A national survey conducted in the U.S. (2005) showed that 45% of adolescents sleep less than the recommended amount (8 hours or more per night) and 31% are on the border. We found similar values in our study (46%). In our sample of school-age children, we also found that as age increased, sleep duration decreased. Our findings are in line with those of a representative sample of U.S. adolescents conducted by the National Sleep Foundation in 2006 that found that sleep duration was primarily decreased because subjects were going to bed later (17).
A recent study has reported a positive association between physical activity and increased sleep duration in children (18). However we did not find any association between physical activity and sleep duration, albeit the higher sedentary behavior in our sample (79.6%) compared to other studies conducted in school-age children (11,19).
Caffeinated and soft drinks were consumed regularly in both groups before bed, but is not possible to determine is this consumption has a possible disruptive role in sleep duration in obese children.
Strengths of this study include having a representative sample of public school children in Santiago and highly trained personnel carry out the anthropometric measurements.

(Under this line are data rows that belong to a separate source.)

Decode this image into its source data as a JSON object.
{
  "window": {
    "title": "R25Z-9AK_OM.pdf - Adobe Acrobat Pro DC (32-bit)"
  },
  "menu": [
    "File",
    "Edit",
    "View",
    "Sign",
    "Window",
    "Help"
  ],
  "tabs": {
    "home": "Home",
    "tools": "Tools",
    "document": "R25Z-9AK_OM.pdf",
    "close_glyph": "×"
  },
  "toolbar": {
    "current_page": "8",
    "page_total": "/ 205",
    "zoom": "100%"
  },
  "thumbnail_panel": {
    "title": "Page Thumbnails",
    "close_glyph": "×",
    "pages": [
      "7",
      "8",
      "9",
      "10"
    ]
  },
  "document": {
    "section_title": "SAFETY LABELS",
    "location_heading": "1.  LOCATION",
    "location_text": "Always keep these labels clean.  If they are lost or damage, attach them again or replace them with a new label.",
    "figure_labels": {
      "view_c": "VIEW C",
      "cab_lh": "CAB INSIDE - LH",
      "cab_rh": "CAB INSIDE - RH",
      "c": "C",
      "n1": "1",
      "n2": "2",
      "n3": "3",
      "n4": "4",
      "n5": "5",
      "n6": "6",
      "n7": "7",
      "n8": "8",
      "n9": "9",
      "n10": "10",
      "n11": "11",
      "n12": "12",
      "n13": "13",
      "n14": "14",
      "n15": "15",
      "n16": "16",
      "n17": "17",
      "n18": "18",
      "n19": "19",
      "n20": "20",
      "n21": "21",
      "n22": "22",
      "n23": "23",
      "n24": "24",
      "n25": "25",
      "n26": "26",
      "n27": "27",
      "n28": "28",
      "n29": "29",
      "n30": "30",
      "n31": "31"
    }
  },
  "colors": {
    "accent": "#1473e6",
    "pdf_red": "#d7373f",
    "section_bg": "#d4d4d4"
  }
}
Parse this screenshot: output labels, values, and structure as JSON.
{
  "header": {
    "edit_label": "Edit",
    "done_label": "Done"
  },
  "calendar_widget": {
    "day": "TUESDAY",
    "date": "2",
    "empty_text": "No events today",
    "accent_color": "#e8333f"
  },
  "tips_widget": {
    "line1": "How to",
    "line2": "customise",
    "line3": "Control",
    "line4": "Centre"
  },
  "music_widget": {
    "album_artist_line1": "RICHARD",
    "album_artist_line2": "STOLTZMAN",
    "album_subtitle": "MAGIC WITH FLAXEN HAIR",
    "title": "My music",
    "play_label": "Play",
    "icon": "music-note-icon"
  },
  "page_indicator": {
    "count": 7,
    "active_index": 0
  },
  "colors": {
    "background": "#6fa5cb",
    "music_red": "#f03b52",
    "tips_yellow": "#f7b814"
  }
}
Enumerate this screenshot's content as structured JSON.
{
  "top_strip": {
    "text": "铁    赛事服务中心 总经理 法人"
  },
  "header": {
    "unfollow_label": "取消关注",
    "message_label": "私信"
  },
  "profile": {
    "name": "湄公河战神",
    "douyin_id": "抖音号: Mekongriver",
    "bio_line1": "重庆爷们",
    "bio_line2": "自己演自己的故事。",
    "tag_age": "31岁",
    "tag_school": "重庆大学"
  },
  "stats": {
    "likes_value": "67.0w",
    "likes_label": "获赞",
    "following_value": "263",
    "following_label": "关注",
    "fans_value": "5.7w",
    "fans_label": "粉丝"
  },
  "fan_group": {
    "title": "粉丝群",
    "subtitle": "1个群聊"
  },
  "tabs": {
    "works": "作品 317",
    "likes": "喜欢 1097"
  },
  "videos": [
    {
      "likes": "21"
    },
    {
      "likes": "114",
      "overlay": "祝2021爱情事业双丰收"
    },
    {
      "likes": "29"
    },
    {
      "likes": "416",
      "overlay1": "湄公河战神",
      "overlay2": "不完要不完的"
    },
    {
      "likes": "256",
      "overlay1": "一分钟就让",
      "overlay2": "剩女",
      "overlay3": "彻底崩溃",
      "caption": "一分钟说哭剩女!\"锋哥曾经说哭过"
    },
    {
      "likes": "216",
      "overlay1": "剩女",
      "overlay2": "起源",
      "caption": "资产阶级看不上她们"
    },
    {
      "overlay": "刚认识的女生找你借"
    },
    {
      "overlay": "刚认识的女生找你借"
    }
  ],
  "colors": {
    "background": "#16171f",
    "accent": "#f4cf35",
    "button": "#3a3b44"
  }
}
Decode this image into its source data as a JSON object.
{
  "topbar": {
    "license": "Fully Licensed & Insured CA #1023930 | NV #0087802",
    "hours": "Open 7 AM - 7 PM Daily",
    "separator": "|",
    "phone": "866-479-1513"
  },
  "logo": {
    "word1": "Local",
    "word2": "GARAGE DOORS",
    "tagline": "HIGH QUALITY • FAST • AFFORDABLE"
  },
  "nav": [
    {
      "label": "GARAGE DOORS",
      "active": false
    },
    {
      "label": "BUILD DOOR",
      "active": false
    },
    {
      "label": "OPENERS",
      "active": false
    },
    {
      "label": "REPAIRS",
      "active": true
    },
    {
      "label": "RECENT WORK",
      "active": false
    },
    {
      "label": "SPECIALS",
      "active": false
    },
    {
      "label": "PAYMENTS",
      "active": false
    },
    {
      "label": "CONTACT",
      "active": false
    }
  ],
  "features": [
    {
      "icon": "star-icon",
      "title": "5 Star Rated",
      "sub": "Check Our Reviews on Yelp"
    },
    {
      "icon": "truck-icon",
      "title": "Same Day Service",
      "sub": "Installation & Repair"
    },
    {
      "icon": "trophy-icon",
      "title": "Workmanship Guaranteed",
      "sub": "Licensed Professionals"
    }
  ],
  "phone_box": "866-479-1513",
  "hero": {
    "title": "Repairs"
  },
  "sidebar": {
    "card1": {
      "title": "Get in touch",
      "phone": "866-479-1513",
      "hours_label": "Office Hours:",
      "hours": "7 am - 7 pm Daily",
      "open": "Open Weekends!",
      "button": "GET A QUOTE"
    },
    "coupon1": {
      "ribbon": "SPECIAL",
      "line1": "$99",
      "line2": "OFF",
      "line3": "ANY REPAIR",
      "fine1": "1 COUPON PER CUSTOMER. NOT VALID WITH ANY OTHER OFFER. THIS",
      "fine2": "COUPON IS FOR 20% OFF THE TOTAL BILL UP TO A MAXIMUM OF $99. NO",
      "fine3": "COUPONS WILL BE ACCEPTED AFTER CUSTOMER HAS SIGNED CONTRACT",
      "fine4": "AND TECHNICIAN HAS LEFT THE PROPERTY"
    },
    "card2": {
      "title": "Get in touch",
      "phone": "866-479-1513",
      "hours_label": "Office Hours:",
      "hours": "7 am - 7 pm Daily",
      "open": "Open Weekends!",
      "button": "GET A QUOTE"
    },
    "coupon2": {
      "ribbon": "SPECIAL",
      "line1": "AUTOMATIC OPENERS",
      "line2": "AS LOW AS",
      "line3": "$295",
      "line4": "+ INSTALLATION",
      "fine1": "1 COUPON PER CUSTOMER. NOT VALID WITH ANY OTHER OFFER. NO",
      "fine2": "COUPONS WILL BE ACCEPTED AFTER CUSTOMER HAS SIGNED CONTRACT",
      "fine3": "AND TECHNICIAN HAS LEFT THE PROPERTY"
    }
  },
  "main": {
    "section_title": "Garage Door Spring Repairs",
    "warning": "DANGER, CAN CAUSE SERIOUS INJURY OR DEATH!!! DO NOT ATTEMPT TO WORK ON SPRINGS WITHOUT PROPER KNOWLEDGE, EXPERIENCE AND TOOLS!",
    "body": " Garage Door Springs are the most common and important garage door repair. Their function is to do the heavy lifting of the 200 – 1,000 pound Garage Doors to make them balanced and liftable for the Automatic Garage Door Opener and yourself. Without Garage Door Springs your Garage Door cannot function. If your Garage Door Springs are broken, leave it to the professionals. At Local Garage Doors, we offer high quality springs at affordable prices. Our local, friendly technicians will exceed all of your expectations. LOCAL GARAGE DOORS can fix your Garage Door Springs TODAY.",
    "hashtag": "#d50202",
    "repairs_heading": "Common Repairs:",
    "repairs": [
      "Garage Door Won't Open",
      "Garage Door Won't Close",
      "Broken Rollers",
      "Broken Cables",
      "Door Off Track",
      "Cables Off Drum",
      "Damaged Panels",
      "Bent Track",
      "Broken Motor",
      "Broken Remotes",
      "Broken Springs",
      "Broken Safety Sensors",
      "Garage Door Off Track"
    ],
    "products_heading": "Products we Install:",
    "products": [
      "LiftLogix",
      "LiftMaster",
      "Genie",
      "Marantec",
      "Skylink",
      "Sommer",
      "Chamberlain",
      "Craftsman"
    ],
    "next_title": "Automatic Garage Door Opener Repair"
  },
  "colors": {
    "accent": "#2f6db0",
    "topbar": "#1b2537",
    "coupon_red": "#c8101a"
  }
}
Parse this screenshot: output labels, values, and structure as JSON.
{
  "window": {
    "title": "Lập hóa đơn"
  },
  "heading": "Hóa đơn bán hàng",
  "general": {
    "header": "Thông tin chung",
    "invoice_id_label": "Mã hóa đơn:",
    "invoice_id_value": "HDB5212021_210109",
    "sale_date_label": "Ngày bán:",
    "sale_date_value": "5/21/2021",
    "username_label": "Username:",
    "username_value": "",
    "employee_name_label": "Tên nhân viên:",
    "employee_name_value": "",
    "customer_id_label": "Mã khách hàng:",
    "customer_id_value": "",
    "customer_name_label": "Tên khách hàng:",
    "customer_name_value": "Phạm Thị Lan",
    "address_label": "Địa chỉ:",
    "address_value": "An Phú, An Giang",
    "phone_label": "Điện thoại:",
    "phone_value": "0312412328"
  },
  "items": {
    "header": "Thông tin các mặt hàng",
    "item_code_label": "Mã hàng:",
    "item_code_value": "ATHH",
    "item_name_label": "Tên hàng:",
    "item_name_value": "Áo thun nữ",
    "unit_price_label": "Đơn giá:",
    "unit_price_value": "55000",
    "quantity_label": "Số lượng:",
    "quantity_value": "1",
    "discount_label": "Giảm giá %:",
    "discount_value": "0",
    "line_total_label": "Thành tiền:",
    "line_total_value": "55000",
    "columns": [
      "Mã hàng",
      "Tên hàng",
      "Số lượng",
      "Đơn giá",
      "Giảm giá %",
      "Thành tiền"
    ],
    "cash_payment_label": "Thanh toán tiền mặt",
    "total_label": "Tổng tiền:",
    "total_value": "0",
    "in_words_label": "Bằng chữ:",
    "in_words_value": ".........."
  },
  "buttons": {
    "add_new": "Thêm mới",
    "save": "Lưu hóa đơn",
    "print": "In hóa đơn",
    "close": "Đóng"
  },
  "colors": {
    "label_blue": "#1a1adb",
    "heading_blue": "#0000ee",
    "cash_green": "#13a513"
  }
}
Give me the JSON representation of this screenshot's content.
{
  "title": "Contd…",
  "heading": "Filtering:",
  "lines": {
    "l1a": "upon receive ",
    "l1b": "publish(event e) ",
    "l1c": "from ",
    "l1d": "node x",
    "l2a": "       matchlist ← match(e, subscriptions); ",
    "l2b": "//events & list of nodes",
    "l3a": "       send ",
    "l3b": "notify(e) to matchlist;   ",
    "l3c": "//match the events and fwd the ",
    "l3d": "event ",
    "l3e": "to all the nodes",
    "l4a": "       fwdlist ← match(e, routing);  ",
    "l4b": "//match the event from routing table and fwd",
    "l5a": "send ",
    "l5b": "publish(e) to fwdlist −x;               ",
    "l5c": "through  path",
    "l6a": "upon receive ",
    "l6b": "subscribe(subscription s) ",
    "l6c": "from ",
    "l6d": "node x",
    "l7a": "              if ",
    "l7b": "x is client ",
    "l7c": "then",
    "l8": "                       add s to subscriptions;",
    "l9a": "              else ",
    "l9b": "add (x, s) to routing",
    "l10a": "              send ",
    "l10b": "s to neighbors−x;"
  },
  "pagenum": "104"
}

Several limitations must also be mentioned. Our study is cross-sectional, thus causality cannot be determined. We used self-reported measures to determine sleep duration, physical activity, and eating habits. This methodology may have introduced some bias. A final limitation is that screen time (television and/or computer) was not assessed. We consider this narrow age because Tanner staging assessment was not allowed to assess by school rules, hence a puberty assessment in this group could not be done. This is a limitation of our study.
Our results show that short sleep duration during the week (<10.5 hours) is associated with obesity in 6- to 10-year old school children and that obese children sleep less during the week compared to their normal weight peers. Further research is needed to understand the impact of lack of sleep on children obesity, but also public health obesity interventions should include messages associated with adequate sleep duration in children.
For their time and helpful suggestions, we thank all of the teachers that collaborated on this project.